Elon Musk‘s brother said it best via this blog post. More photos here.



He’s right: entering space is a success — all the riskiest aspects were well done. They’ll probably learn much from this experience and the next one will be perfect. Hey, they might even be able to recover the first stage and use it again!


These Old Eyes Need New Glasses

Tuesday, March 20th, 2007

An aging satellite that has been in operation for seven years but was expected to last for only five is putting America’s hurricane forecasting ability at risk, according to a story from the Associated Press.


The QuickSCAT satellite "conducts daily surveys of 90 percent of the ice-free oceans, using a so-called radar scatterometer to measure surface wind speed and direction."

The resulting images are not only visually compelling — they provide scientists with fresh information about our planet’s weather patterns.

(For example, this set of images helped scientists understand that the Santa Ana winds that dry out coastal and interior regions of California and help fan the flames of wildfires produce a previously unknown benefit to the region’s fisheries.)

But the cause celebre of QuickSCAT are images like the one above, showing the wind speeds of Hurricane Dora back in 1999.

But scientists may have to attempt hurricane forecasts without the aid of QuickSCAT, according to the AP report:

Certain hurricane forecasts could be up to 16 percent less accurate if a key weather satellite that is already beyond its expected lifespan fails, the National Hurricane Center’s new director said Friday in calling for hundreds of millions of dollars in new funding for expanded research and predictions….

One of Proenza’s immediate concerns is the so-called "QuikScat" weather satellite, which lets forecasters measure basics such as wind speed. Replacing it would take at least four years even if the estimated $400 million cost were available immediately, he said.

It’s in its seventh year of operation and was expected to last five, Proenza said, and it’s only a matter of time until it fails.

Without the satellite providing key data, Proenza said, two- and three-day forecasts of a storm’s path would be affected. The two-day forecast could be 10 percent worse, while the three-day one could be affected up to 16 percent, Proenza said.

That would mean longer stretches of coastline would have to be placed under warnings, and more people than necessary would have to evacuate, he said.

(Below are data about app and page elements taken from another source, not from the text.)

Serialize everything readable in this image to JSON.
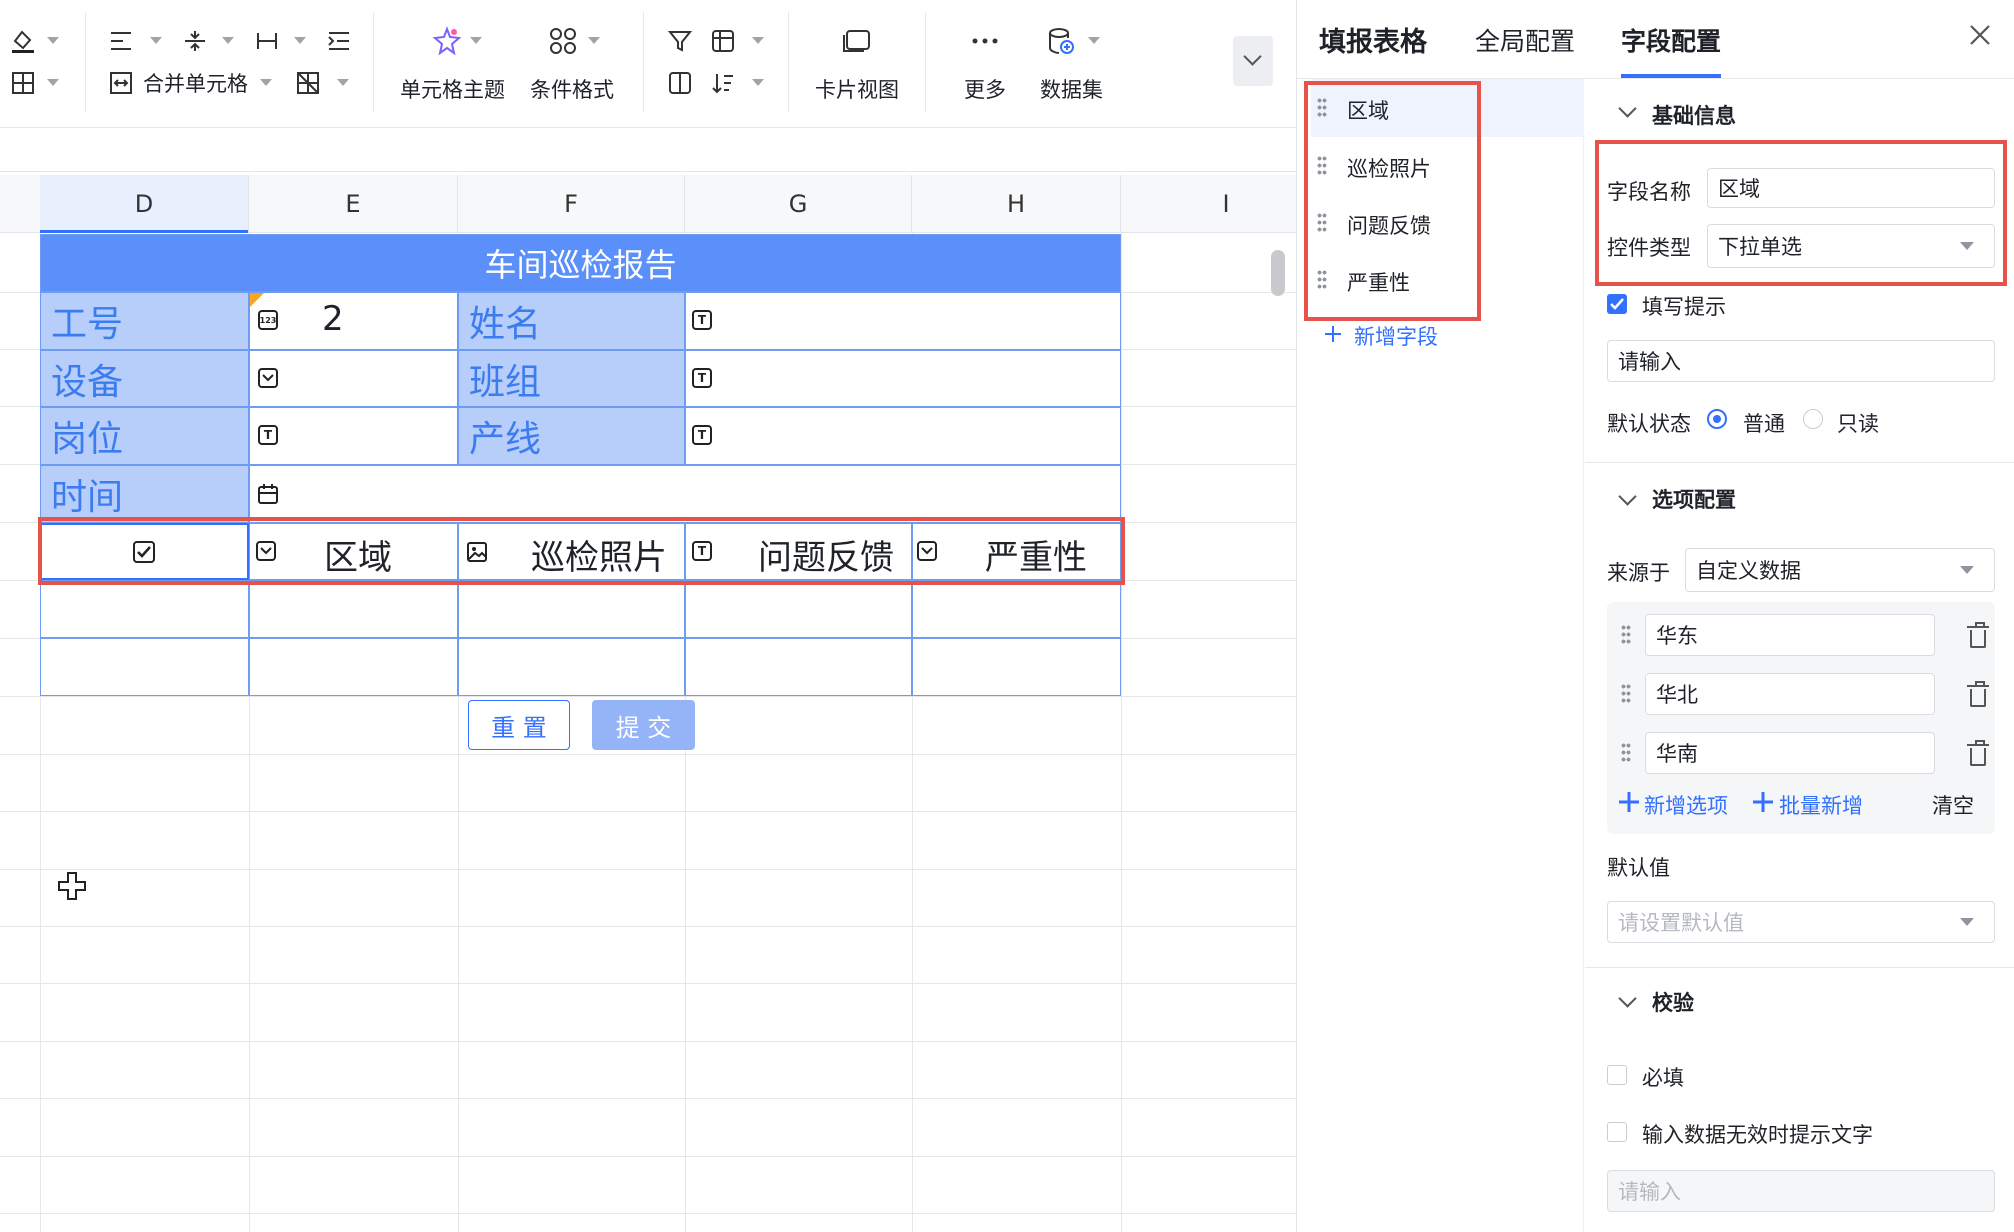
{
  "toolbar": {
    "merge_cells": "合并单元格",
    "cell_theme": "单元格主题",
    "conditional_format": "条件格式",
    "card_view": "卡片视图",
    "more": "更多",
    "dataset": "数据集"
  },
  "sheet": {
    "columns": [
      "D",
      "E",
      "F",
      "G",
      "H",
      "I"
    ],
    "title": "车间巡检报告",
    "labels": {
      "employee_id": "工号",
      "name": "姓名",
      "device": "设备",
      "team": "班组",
      "post": "岗位",
      "line": "产线",
      "time": "时间"
    },
    "employee_id_value": "2",
    "field_row": [
      "区域",
      "巡检照片",
      "问题反馈",
      "严重性"
    ],
    "reset_button": "重 置",
    "submit_button": "提 交"
  },
  "panel": {
    "tabs": [
      "填报表格",
      "全局配置",
      "字段配置"
    ],
    "active_tab": "字段配置",
    "fields": [
      "区域",
      "巡检照片",
      "问题反馈",
      "严重性"
    ],
    "add_field": "新增字段",
    "basic_info": {
      "section_title": "基础信息",
      "field_name_label": "字段名称",
      "field_name_value": "区域",
      "control_type_label": "控件类型",
      "control_type_value": "下拉单选",
      "hint_checkbox": "填写提示",
      "hint_placeholder": "请输入",
      "default_state_label": "默认状态",
      "state_normal": "普通",
      "state_readonly": "只读"
    },
    "options": {
      "section_title": "选项配置",
      "source_label": "来源于",
      "source_value": "自定义数据",
      "items": [
        "华东",
        "华北",
        "华南"
      ],
      "add_option": "新增选项",
      "batch_add": "批量新增",
      "clear": "清空",
      "default_label": "默认值",
      "default_placeholder": "请设置默认值"
    },
    "validation": {
      "section_title": "校验",
      "required": "必填",
      "invalid_hint": "输入数据无效时提示文字",
      "invalid_placeholder": "请输入"
    }
  },
  "colors": {
    "accent": "#3370ff",
    "header_blue": "#5b8ff9",
    "label_bg": "#b7cdfa",
    "highlight_red": "#e5534b"
  }
}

We’ll keep you updated (as we always do) on efforts to replace QuickSCAT and other observation satellites that help bring people the accurate forecasts (we’re not joking here!) that they’ve come to expect.